Middle distance events are normally classified as 800m or 1500m. Indoor and junior events may also include a 3000m distance. Middle distance runners must be able to find the perfect mixture of speed, strength and stamina.
Adult long distance events will normally include a 5000m and a 10000m event; however junior runners do not always cover these distances. Junior runners will often build up towards longer competitive runs as they get older; and therefore the length of the long distance runs can depend on the age range and the competition.
In hurdling events, competitors have to jump over a series of evenly spaced, evenly sized objects whilst completing a run. The 100/110m hurdles and the 400m hurdles are the most common competitive distances, although a 60m distance also exists at some indoor and junior events. Adult men’s hurdles are slightly higher than adult women’s hurdles, and therefore male courses are normally 10m longer to compensate for this. The 3000m steeplechase is also categorised as a hurdling event. Competitors run laps of a track which includes a large hurdle and water jump.
Standard athletic jump events include; long jump, triple jump, high jump and pole vault. In jumping events, competitors strive for longer distances or greater heights than their competitors. With long jump and triple jump events, participants must launch themselves forward after takeoff. They must leave the ground and land within set parameters. In high jump and pole events, competitors must launch themselves upwards and clear a horizontal bar during their jump. If the bar falls off during their jump, then the jump is not considered to be valid.

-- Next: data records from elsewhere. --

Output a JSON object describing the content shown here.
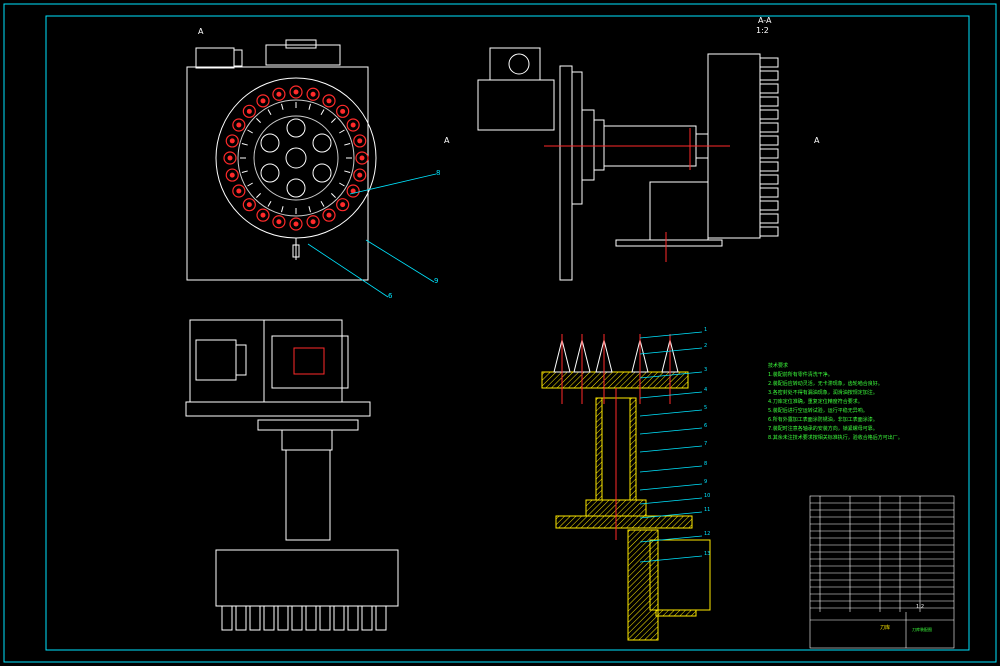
{
  "view_labels": {
    "arrow_a_top": "A",
    "arrow_a_right1": "A",
    "arrow_a_right2": "A",
    "section_title": "A-A",
    "section_scale": "1:2"
  },
  "leaders": {
    "plan_callouts": [
      "8",
      "9",
      "6"
    ],
    "section_callouts": [
      "1",
      "2",
      "3",
      "4",
      "5",
      "6",
      "7",
      "8",
      "9",
      "10",
      "11",
      "12",
      "13"
    ]
  },
  "technical_notes": [
    "技术要求",
    "1.装配前所有零件清洗干净。",
    "2.装配后应转动灵活，无卡滞现象，齿轮啮合良好。",
    "3.各密封处不得有漏油现象，润滑油按规定加注。",
    "4.刀库定位准确，重复定位精度符合要求。",
    "5.装配后进行空运转试验，运行平稳无异响。",
    "6.所有外露加工表面涂防锈油，非加工表面涂漆。",
    "7.装配时注意各轴承的安装方向，锁紧螺母可靠。",
    "8.其余未注技术要求按相关标准执行，验收合格后方可出厂。"
  ],
  "title_block": {
    "drawing_title": "刀库",
    "drawing_name": "刀库装配图",
    "scale": "1:2"
  },
  "colors": {
    "frame": "#00e5ff",
    "outline": "#ffffff",
    "pocket": "#ff2a2a",
    "center": "#ff2a2a",
    "section_fill": "#ffea00",
    "notes": "#3cff3c",
    "leader": "#00e5ff"
  }
}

Major throwing events in athletics are the shot put, discus, hammer and javelin. Participants must release their projectile within set parameters and it must land within set parameters. In javelin events, the tip of the javelin must strike the ground first. In throwing events, the participant is aiming to produce the longest legal throw that they are able to.